The amount of this may be computed with mathematical exactness. Since the tractive resistances are computed separately, we merely have to compute the tendency of the wheels to roll down the grade, or the resistances to pulling them up the grade, which are exactly equal when the frictional resistance is zero or when it is otherwise provided for. Assume that a ball or cylinder (Fig. 23) is being drawn up an inclined plane. If we represent its weight by W, as measured graphically by the line W in the figure, then N will measure the normal pressure against the plane, and G will measure the force required to draw it up the plane with a uniform velocity. It also measures the tendency of the weight to roll down the plane. From similar triangles we may write the proportion G:W::h:d or G =wh/d .....(1)

In the diagram d is very much larger than c, but, as will be shown, c is so nearly equal to d on all practicable railroad grades that there is no appreciable error in substituting c for d, and write the equation G = wh/c. But h/c equals the rate of grade. Therefore we have the very simple and mathematically exact relation that the grade resistance G = W times the rate of grade.
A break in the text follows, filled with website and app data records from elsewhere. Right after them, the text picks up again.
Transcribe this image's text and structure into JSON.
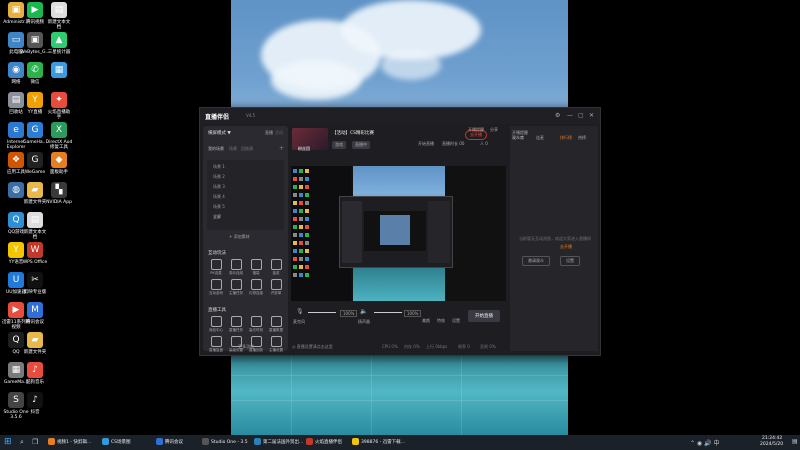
{
  "desktop": {
    "icons_col1": [
      {
        "label": "Administr...",
        "color": "#e6b040",
        "sym": "▣"
      },
      {
        "label": "此电脑",
        "color": "#3f86c9",
        "sym": "▭"
      },
      {
        "label": "网络",
        "color": "#3f86c9",
        "sym": "◉"
      },
      {
        "label": "回收站",
        "color": "#8a8f99",
        "sym": "▤"
      },
      {
        "label": "Internet\nExplorer",
        "color": "#2b79d0",
        "sym": "e"
      },
      {
        "label": "应用工具",
        "color": "#d35400",
        "sym": "❖"
      },
      {
        "label": "",
        "color": "#3a6ea5",
        "sym": "◍"
      },
      {
        "label": "QQ游戏",
        "color": "#2d8fd5",
        "sym": "Q"
      },
      {
        "label": "YY语音",
        "color": "#f5c400",
        "sym": "Y"
      },
      {
        "label": "UU加速器",
        "color": "#1f7ad9",
        "sym": "U"
      },
      {
        "label": "迅雷11系列的\n视频",
        "color": "#e74c3c",
        "sym": "▶"
      },
      {
        "label": "QQ",
        "color": "#1e1e1e",
        "sym": "Q"
      },
      {
        "label": "GameMa...",
        "color": "#7a7a7a",
        "sym": "▦"
      },
      {
        "label": "Studio One\n3.5.6",
        "color": "#444",
        "sym": "S"
      }
    ],
    "icons_col2": [
      {
        "label": "腾讯视频",
        "color": "#1ab84f",
        "sym": "▶"
      },
      {
        "label": "WeBytes_G...",
        "color": "#555",
        "sym": "▣"
      },
      {
        "label": "微信",
        "color": "#2bb24c",
        "sym": "✆"
      },
      {
        "label": "YY直播",
        "color": "#f0a000",
        "sym": "Y"
      },
      {
        "label": "GameHa...",
        "color": "#2d7dd2",
        "sym": "G"
      },
      {
        "label": "WeGame",
        "color": "#222",
        "sym": "G"
      },
      {
        "label": "新建文件夹",
        "color": "#e8b84a",
        "sym": "▰"
      },
      {
        "label": "新建文本文\n档",
        "color": "#ddd",
        "sym": "▤"
      },
      {
        "label": "WPS Office",
        "color": "#c0392b",
        "sym": "W"
      },
      {
        "label": "剪映专业版",
        "color": "#111",
        "sym": "✂"
      },
      {
        "label": "腾讯会议",
        "color": "#2f6fd6",
        "sym": "M"
      },
      {
        "label": "新建文件夹",
        "color": "#e8b84a",
        "sym": "▰"
      },
      {
        "label": "酷狗音乐",
        "color": "#e74c3c",
        "sym": "♪"
      },
      {
        "label": "抖音",
        "color": "#111",
        "sym": "♪"
      }
    ],
    "icons_col3": [
      {
        "label": "新建文本文\n档",
        "color": "#ddd",
        "sym": "▤"
      },
      {
        "label": "三星统计器",
        "color": "#2ecc71",
        "sym": "▲"
      },
      {
        "label": "",
        "color": "#3a9be0",
        "sym": "▦"
      },
      {
        "label": "火焰直播助\n手",
        "color": "#e74c3c",
        "sym": "✦"
      },
      {
        "label": "DirectX Aud\n修复工具",
        "color": "#2c9c5c",
        "sym": "X"
      },
      {
        "label": "面板助手",
        "color": "#e67e22",
        "sym": "◆"
      },
      {
        "label": "NVIDIA App",
        "color": "#3a3a3a",
        "sym": "▚"
      }
    ]
  },
  "app": {
    "logo": "直播伴侣",
    "version": "V4.5",
    "header_room_title": "【活动】CS精彩比赛",
    "header_tags": [
      "游戏",
      "直播中"
    ],
    "user_label": "粉丝团",
    "live_btn": "去开播",
    "top_right": [
      "开播提醒",
      "分享"
    ],
    "left": {
      "mode": "横屏模式 ▼",
      "tabs": [
        "直播",
        "活动"
      ],
      "scene_header": "我的场景",
      "scene_tabs": [
        "场景",
        "回放源"
      ],
      "scenes": [
        "场景 1",
        "场景 2",
        "场景 3",
        "场景 4",
        "场景 5",
        "全屏"
      ],
      "add_scene": "+ 添加素材",
      "interact_title": "互动玩法",
      "interact_tools": [
        "PK连麦",
        "观众连线",
        "福袋",
        "抽奖",
        "互动游戏",
        "主播任务",
        "礼物连接",
        "许愿单"
      ],
      "anchor_title": "直播工具",
      "anchor_tools": [
        "商品中心",
        "直播任务",
        "高光时刻",
        "直播数据",
        "直播复盘",
        "高级设置",
        "直播回放",
        "主播设置"
      ],
      "more_tools": "··· 更多功能"
    },
    "center": {
      "info": [
        "开始直播",
        "直播时长 00",
        "人 0"
      ],
      "mic_label": "麦克风",
      "mic_value": "100%",
      "speaker_label": "扬声器",
      "speaker_value": "100%",
      "bottom_icons": [
        "美颜",
        "特效",
        "设置"
      ],
      "start_live": "开始直播",
      "status_bar": [
        "CPU 0%",
        "内存 0%",
        "上行 0kbps",
        "帧率 0",
        "丢帧 0%"
      ],
      "status_left": "◎ 直播设置请点击这里"
    },
    "right": {
      "tabs": [
        "观众席",
        "连麦",
        "排行榜",
        "热榜"
      ],
      "empty_text": "当前暂无互动消息，欢迎大家进入直播间",
      "empty_link": "去开播",
      "buttons": [
        "邀请观众",
        "设置"
      ]
    }
  },
  "taskbar": {
    "items": [
      {
        "label": "视频1 - 快剪辑...",
        "color": "#e67e22"
      },
      {
        "label": "CS场景图",
        "color": "#3498db"
      },
      {
        "label": "腾讯会议",
        "color": "#2f6fd6"
      },
      {
        "label": "Studio One - 3.5",
        "color": "#555"
      },
      {
        "label": "第二届法国外贸出...",
        "color": "#2980b9"
      },
      {
        "label": "火焰直播伴侣",
        "color": "#c0392b"
      },
      {
        "label": "398876 - 迅雷下载...",
        "color": "#f1c40f"
      }
    ],
    "time": "21:24:42",
    "date": "2024/5/20"
  }
}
In order to appreciate exactly the extent of the approximation in assuming that the slope distance equals its horizontal projection, the percentage of the slope distance to the horizontal projection is given in the tabular form on page 186. Incidentally the tabular form shows the amount of error involved when we measure with the tape lying on the ground instead of holding it horizontally. Since almost all railroad grades are less than 2% (where the error is but .02 of 1%) and anything in excess of 4% is unheard-of for normal construction, the error in the approximation is generally too small for practical consideration.

 Grade in per cent. 1 2 3 4 5 Slope dist. / hor. dist x 100... 100.005 100.02 100.045 100.08C 100.125 Grade in per cent. 6 7 8 9 10 Slope dist. /hor. dist. x 100........... 100.18C 100.245 100.319 100.404 100.499